Wisconsin Creates Statutory Presumption That Billing Statements and Invoices Reflect the Reasonable Value of Reasonably Necessary Health Care Services
Under Wisconsin law, the plaintiff in a personal injury action may recover the “reasonable value” of health care services that are “reasonable and necessary.” The most recent state budget, 2009 Wisconsin Act 28 (“the Act”), created new presumptions that billing statements and invoices for health care services reflect this “reasonable value,” and that the services were “reasonable and necessary.” Wis. Stat. § 908.03(6m)(bm). The Act also explicitly precludes the introduction of “collateral source payments,” as evidence of the reasonable value of medical services.
New Presumptions of “Reasonable Value” and “Reasonable Necessity”
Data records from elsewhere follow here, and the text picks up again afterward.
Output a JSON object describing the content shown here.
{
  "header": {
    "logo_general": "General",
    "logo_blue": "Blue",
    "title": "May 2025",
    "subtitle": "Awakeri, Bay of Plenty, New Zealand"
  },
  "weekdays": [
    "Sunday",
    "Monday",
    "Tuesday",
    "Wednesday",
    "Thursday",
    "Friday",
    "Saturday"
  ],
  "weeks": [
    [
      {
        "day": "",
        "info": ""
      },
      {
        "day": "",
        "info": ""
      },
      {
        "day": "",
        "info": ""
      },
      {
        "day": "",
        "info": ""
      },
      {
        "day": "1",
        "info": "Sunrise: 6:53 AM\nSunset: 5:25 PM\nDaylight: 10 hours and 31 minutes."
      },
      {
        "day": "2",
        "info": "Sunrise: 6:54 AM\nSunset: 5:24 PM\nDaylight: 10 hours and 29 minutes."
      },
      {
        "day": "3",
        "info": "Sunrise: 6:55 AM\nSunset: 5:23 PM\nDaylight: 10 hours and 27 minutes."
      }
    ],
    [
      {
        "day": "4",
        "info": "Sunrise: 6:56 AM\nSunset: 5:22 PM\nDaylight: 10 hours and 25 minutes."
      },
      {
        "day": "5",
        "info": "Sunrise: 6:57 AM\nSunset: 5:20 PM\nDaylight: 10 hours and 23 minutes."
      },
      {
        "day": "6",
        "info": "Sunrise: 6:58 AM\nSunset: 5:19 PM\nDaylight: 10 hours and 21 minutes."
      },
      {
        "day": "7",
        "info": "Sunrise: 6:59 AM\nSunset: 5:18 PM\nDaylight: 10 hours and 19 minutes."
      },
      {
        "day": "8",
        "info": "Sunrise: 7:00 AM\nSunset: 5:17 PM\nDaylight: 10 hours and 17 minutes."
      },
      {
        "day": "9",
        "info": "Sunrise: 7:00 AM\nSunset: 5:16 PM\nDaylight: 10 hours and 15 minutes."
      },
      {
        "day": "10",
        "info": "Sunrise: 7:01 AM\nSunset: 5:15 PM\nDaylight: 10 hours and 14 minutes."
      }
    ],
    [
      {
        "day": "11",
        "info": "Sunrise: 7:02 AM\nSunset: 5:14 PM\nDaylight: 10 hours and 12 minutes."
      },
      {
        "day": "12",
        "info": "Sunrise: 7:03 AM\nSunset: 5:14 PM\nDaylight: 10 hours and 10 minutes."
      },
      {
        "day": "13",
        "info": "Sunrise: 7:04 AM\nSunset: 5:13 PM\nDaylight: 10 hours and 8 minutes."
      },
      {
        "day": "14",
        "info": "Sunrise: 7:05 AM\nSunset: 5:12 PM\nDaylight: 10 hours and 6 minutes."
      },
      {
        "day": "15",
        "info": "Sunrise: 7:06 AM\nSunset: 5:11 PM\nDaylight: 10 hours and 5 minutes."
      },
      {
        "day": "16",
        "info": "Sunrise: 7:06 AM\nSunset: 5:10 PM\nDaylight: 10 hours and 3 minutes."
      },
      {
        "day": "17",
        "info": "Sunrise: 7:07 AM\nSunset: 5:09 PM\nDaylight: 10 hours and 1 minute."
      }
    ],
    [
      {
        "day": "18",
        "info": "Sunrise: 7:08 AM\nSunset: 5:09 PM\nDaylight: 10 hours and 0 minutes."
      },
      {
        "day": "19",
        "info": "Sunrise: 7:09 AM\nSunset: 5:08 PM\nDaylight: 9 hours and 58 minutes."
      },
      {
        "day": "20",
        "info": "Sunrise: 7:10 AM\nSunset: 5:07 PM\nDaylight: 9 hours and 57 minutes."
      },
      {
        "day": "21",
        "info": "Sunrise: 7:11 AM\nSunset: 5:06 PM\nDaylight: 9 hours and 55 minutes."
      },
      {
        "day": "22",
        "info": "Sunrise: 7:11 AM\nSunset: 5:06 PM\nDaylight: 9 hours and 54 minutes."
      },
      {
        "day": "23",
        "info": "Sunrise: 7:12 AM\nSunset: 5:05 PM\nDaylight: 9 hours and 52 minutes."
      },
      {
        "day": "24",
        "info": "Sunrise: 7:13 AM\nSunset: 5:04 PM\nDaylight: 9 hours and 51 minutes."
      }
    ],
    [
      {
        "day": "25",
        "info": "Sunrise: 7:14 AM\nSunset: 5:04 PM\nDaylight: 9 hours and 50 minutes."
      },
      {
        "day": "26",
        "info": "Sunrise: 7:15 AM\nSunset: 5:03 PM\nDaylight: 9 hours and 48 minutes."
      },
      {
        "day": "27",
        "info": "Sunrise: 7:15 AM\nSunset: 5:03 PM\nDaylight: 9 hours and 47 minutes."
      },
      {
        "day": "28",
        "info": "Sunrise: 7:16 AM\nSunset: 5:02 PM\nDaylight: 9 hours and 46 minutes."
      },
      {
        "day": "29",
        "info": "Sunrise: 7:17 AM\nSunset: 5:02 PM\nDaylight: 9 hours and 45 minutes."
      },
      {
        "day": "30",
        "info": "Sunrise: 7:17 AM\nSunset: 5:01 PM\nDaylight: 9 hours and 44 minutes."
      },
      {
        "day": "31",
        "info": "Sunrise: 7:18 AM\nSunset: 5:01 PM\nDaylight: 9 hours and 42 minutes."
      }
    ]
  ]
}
The Act creates the presumption that billing statements reflect the “reasonable value” of health care services. It further provides that those services are presumed to be “reasonable” and “necessary.” Previously, expert testimony was required to demonstrate the reasonableness of the amounts charged, or the necessity of the medical services provided, if such issues were disputed. Now, there is a presumption in favor of the plaintiff on these points upon the introduction of medical bills, and it is the defendant’s burden to overcome it with contrary proof. These new presumptions are included in recently revised Wisconsin Civil Jury Instructions 1756 and 1757.
Admissibility of Collateral Source Payments
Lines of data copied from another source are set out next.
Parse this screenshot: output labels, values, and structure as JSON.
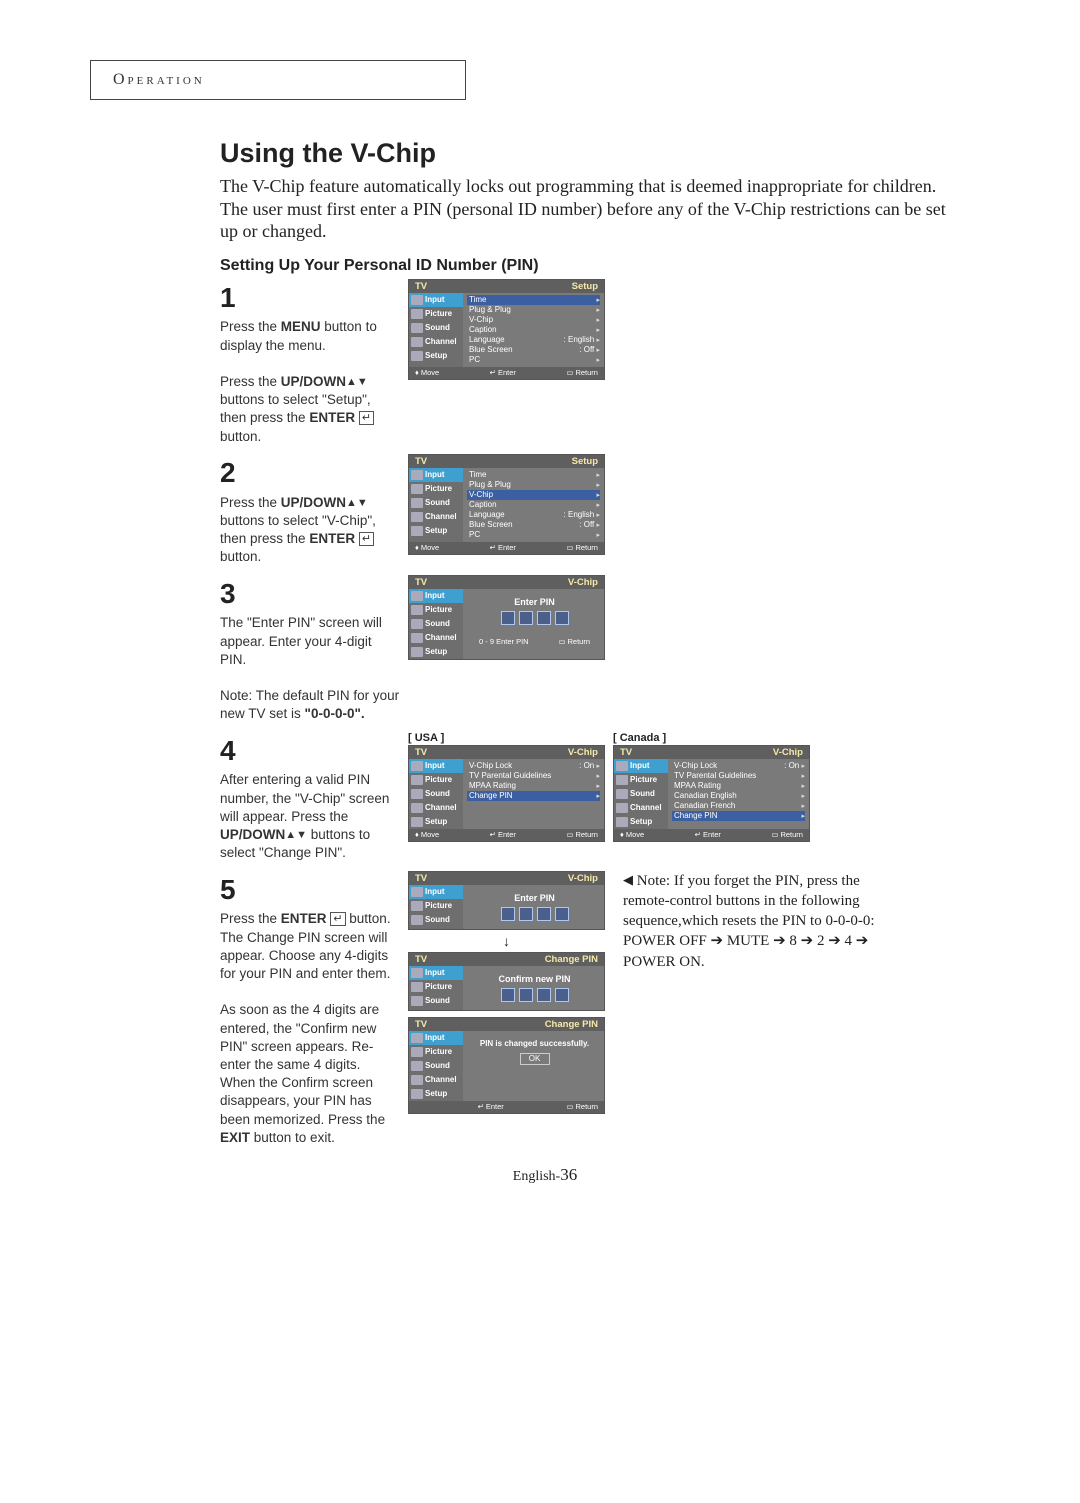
{
  "header": "Operation",
  "title": "Using the V-Chip",
  "intro": "The V-Chip feature automatically locks out programming that is deemed inappropriate for children. The user must first enter a PIN (personal ID number) before any of the V-Chip restrictions can be set up or changed.",
  "subhead": "Setting Up Your Personal ID Number (PIN)",
  "side_labels": [
    "Input",
    "Picture",
    "Sound",
    "Channel",
    "Setup"
  ],
  "setup_menu_items": [
    {
      "label": "Time"
    },
    {
      "label": "Plug & Plug"
    },
    {
      "label": "V-Chip"
    },
    {
      "label": "Caption"
    },
    {
      "label": "Language",
      "value": "English"
    },
    {
      "label": "Blue Screen",
      "value": "Off"
    },
    {
      "label": "PC"
    }
  ],
  "vchip_usa_items": [
    {
      "label": "V-Chip Lock",
      "value": "On"
    },
    {
      "label": "TV Parental Guidelines"
    },
    {
      "label": "MPAA Rating"
    },
    {
      "label": "Change PIN"
    }
  ],
  "vchip_canada_items": [
    {
      "label": "V-Chip Lock",
      "value": "On"
    },
    {
      "label": "TV Parental Guidelines"
    },
    {
      "label": "MPAA Rating"
    },
    {
      "label": "Canadian English"
    },
    {
      "label": "Canadian French"
    },
    {
      "label": "Change PIN"
    }
  ],
  "footer_nav": {
    "move": "Move",
    "enter": "Enter",
    "return": "Return"
  },
  "pin_footer": {
    "left": "0 - 9 Enter PIN",
    "right": "Return"
  },
  "labels": {
    "tv": "TV",
    "setup": "Setup",
    "vchip": "V-Chip",
    "changepin": "Change PIN",
    "enterpin": "Enter PIN",
    "confirmnew": "Confirm new PIN",
    "pinchanged": "PIN is changed successfully.",
    "ok": "OK",
    "usa": "[ USA ]",
    "canada": "[ Canada ]"
  },
  "steps": {
    "s1_a": "Press the ",
    "s1_b": "MENU",
    "s1_c": " button to display the menu.",
    "s1_d": "Press the ",
    "s1_e": "UP/DOWN",
    "s1_f": " buttons to select \"Setup\", then press the ",
    "s1_g": "ENTER",
    "s1_h": " button.",
    "s2_a": "Press the ",
    "s2_b": "UP/DOWN",
    "s2_c": " buttons to select \"V-Chip\", then press the ",
    "s2_d": "ENTER",
    "s2_e": " button.",
    "s3_a": "The \"Enter PIN\" screen will appear. Enter your 4-digit PIN.",
    "s3_b": "Note: The default PIN for your new TV set is ",
    "s3_c": "\"0-0-0-0\".",
    "s4_a": "After entering a valid PIN number, the \"V-Chip\" screen will appear. Press the ",
    "s4_b": "UP/DOWN",
    "s4_c": " buttons to select \"Change PIN\".",
    "s5_a": "Press the ",
    "s5_b": "ENTER",
    "s5_c": " button.",
    "s5_d": "The Change PIN screen will appear. Choose any 4-digits for your PIN and enter them.",
    "s5_e": "As soon as the 4 digits are entered, the \"Confirm new PIN\" screen appears. Re-enter the same 4 digits.",
    "s5_f": "When the Confirm screen disappears, your PIN has been memorized. Press the ",
    "s5_g": "EXIT",
    "s5_h": " button to exit."
  },
  "note": {
    "a": "Note: If you forget the PIN, press the remote-control buttons in the following sequence,which resets the PIN to 0-0-0-0:",
    "b": "POWER OFF ➔ MUTE ➔ 8 ➔ 2 ➔ 4 ➔ POWER ON."
  },
  "pagenum_prefix": "English-",
  "pagenum": "36"
}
The Act also limits the manner in which a defendant can challenge the new presumptions. A doctrine known as the “collateral source rule” has long forbidden juries from reducing a plaintiff’s damage award on the basis of payments made by sources other than the defendant, such as insurance companies. The theory behind the doctrine is that a defendant’s responsibilities to pay for damages should not be decreased by reason of a plaintiff’s foresight in buying health insurance. However, information concerning collateral source payments has sometimes been admitted as evidence of the “reasonable value” of services provided. The Act codifies case law holding that defendants are prohibited from introducing such collateral source payments, even for this limited purpose. Wis. Stat. § 908.03(6m)(bm).
However, the Act does not repeal Wis. Stat. § 893.55(7), which provides that evidence of collateral source payments are admissible evidence in an action to recover damages for medical malpractice. The Wisconsin Supreme Court has interpreted § 893.55(7) to permit the admission of collateral source payments in medical malpractice cases only for the purpose of assisting the jury in determining the reasonable value of medical services. Lagerstrom v. Murtle Worth Hospital – Mayo Health System, 2005 WI 124, 285 Wis. 2d 1, 700 N.W.2d 201. This, of course, stands in direct conflict with the preclusion of such evidence at the newly created Wis. Stat. § 908.03(6m)(bm). In its comments to the newly revised Wisconsin Civil Jury Instruction 1757, the Wisconsin Civil Jury Instructions Committee takes the position that Wis. Stat. § 893.55(7), as a statute specific to medical malpractice, controls over Wis. Stat. § 908.03(6m)(bm), which is a general statute created as a part of the state budget. Thus, only in cases of medical malpractice, collateral source payment evidence may still be admissible for the purposes of rebutting the new presumption that billing statements reflect the reasonable value of reasonably necessary health care services.